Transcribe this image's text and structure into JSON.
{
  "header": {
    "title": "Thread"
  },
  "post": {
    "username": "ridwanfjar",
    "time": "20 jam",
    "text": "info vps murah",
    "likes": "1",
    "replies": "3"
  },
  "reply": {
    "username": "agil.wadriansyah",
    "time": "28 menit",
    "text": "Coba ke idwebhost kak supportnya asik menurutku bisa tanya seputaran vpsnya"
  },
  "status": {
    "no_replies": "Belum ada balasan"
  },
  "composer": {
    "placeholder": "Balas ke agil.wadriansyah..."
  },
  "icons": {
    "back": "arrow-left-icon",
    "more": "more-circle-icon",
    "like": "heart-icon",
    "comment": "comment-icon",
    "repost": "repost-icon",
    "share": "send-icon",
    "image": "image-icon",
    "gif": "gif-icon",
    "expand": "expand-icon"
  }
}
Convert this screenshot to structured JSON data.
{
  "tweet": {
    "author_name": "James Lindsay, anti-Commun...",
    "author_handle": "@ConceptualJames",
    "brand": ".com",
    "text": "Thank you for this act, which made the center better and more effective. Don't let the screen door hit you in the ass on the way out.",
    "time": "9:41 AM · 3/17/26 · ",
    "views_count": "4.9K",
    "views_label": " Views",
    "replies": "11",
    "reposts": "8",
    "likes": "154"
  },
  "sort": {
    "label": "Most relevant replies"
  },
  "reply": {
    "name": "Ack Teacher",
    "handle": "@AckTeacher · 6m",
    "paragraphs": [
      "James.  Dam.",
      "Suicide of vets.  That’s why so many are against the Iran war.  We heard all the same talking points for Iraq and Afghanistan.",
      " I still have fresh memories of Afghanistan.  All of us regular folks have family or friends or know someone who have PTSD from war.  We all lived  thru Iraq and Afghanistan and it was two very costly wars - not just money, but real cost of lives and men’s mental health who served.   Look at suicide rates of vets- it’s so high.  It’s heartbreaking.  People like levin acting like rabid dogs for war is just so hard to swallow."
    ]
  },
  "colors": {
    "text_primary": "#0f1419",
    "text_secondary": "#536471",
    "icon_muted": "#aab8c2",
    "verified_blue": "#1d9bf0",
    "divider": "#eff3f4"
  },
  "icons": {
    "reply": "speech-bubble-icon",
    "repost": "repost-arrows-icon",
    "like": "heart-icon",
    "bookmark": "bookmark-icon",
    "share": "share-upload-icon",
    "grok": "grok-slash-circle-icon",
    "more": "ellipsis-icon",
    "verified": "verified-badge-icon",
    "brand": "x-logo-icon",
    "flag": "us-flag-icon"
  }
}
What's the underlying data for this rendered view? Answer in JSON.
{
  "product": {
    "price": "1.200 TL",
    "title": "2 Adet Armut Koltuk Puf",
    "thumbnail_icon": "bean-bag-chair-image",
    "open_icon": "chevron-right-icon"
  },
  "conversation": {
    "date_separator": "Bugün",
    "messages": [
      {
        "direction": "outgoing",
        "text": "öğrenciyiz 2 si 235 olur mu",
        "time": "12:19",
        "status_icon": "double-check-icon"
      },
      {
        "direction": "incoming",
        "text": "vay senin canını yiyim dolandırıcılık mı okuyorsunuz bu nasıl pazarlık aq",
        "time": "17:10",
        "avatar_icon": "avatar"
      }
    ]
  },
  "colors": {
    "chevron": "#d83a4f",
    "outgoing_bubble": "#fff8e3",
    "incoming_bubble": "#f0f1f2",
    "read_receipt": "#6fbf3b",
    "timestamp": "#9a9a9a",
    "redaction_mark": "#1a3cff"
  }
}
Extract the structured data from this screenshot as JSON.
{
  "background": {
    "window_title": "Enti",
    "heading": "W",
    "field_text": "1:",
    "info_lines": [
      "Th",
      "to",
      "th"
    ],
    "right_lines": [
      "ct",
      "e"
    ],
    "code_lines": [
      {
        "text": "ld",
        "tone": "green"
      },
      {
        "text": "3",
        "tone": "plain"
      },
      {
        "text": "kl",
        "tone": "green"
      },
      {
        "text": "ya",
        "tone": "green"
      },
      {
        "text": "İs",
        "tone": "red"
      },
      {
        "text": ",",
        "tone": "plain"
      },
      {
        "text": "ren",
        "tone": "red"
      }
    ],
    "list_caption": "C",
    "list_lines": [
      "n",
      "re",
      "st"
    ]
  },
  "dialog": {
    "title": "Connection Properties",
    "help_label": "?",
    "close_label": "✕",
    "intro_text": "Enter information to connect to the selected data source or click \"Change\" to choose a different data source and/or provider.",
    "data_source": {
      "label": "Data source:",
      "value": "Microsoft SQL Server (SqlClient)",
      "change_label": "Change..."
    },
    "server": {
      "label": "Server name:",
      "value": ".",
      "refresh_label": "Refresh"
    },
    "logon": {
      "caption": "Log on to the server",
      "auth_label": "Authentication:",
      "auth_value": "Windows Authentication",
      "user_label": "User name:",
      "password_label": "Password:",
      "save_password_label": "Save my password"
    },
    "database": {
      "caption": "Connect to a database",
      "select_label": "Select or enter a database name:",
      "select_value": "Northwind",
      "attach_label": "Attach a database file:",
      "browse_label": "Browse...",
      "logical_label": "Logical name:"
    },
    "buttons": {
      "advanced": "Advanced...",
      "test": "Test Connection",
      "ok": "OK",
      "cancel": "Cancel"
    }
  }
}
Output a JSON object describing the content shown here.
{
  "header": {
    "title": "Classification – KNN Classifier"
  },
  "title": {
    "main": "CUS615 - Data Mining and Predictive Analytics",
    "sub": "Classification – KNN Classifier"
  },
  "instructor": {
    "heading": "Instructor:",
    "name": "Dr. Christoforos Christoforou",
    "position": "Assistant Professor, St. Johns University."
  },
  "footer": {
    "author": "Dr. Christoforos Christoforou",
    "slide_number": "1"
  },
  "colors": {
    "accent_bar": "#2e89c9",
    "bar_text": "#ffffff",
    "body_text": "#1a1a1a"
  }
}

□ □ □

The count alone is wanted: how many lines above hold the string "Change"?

[RESPONSE]
2